EVIDENCE OF ATTACHMENT THEORY
Why carry out some children cry on their first time at preschool while others are completely comfortable the entire time? Is it the uncertainty of being in a new environment that drives a few college students to tears the moment their father and mother leave? These two situations could be clarified searching at the Accessory Theory. Accessory Theory details the aspect of long lasting interpersonal associations. Empirical evidence to the theory was offered by psychologist Harry Harlow great student, developing psychologist, Jane Ainsworth. Through various experiments and the declaration of infants”human and nonhuman”they determined that the most important factors within a child’s accessory are contact and maternal sensitivity. 
Ainsworth observed one-year olds in a new environment with their mother, using their mother and a stranger, with only a stranger, and alone to see how the child acted in each circumstance and how they reacted to their mother’s return. She known as this the strange scenario.  This is one way Ainsworth deducted that maternal sensitivity affected the child’s attachment for their parent and exactly how they’ll interact with new people. Seventy percent of the babies she discovered fit into the category of Protected Attachment, that means the child “shows distress if the mother leaves, ” “avoids the stranger when alone, ” and is also “happy when the mother earnings. “ 15 percent with the infants acquired ambivalent add-on meaning that they showed “intense distress if the mother leaves, ” “avoids and reveals signs of fear of stranger, inch and “resists contact when the mother comes back. “ These children cried the most total and investigated the least. The last type of add-on is avoidant attachment the place that the child is indifferent if the mother leaves or returns and is because comfortable with the stranger as they are with the mother. 
Harlow observed some thing similar employing rhesus monkeys. Harlow and his colleague Robert Zimmerman did an try out infant rhesus monkeys starting 6 to 12 hours after their delivery and enduring several months. That they created two environments. To get four apes there was a surrogate mom covered with soft material that lactated and a wire nylon uppers mother that didn’t. Pertaining to the other four monkeys the wire mesh mother lactated while the cloth protected mother would not.  Harlow was wrongly diagnosed when he presumed that the baby monkeys would grow even more attached to the mother that provided foodstuff. In equally environments the monkeys put in more time with all the cloth mom, only visiting the wire mesh mother whenever they were starving. This displayed the importance of touch.  When put into an unfamiliar environment alone the baby monkeys revealed signs of stress, crouching, crying, and rocking but when the cloth mom was placed in the room they will immediately clung to her. This is similar to Ainsworth’s description of secure attachment, the baby apes using their material mother as a safe base.

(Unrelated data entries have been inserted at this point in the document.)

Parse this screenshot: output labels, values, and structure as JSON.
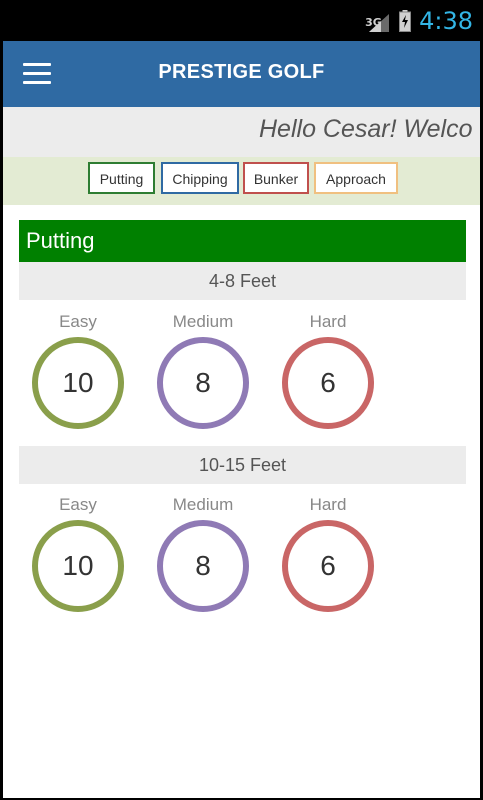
{
  "status_bar": {
    "network": "3G",
    "time": "4:38"
  },
  "app_bar": {
    "title": "PRESTIGE GOLF",
    "menu_icon": "hamburger-menu-icon"
  },
  "welcome": {
    "text": "Hello Cesar! Welco"
  },
  "tabs": [
    {
      "label": "Putting",
      "color": "#2e7d32"
    },
    {
      "label": "Chipping",
      "color": "#2f6aa3"
    },
    {
      "label": "Bunker",
      "color": "#c0504d"
    },
    {
      "label": "Approach",
      "color": "#f0c080"
    }
  ],
  "section": {
    "title": "Putting",
    "color": "#008000"
  },
  "ranges": [
    {
      "label": "4-8 Feet",
      "levels": [
        {
          "label": "Easy",
          "value": "10",
          "color": "#8a9f4b"
        },
        {
          "label": "Medium",
          "value": "8",
          "color": "#8f7ab5"
        },
        {
          "label": "Hard",
          "value": "6",
          "color": "#c96666"
        }
      ]
    },
    {
      "label": "10-15 Feet",
      "levels": [
        {
          "label": "Easy",
          "value": "10",
          "color": "#8a9f4b"
        },
        {
          "label": "Medium",
          "value": "8",
          "color": "#8f7ab5"
        },
        {
          "label": "Hard",
          "value": "6",
          "color": "#c96666"
        }
      ]
    }
  ]
}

The first attachment a child forms is to use their caregiver and is an impact that continues an entire life span. A strong maternal bond is important because it enables humans for making successful, long-term relationships through the rest of their particular lives. Solid bonds also provide stability intended for future endeavors, such as moving away from home or embarking on a brand new career path. Touch and mother’s sensitivity are only two of many important identifying factors that could shape someone’s future.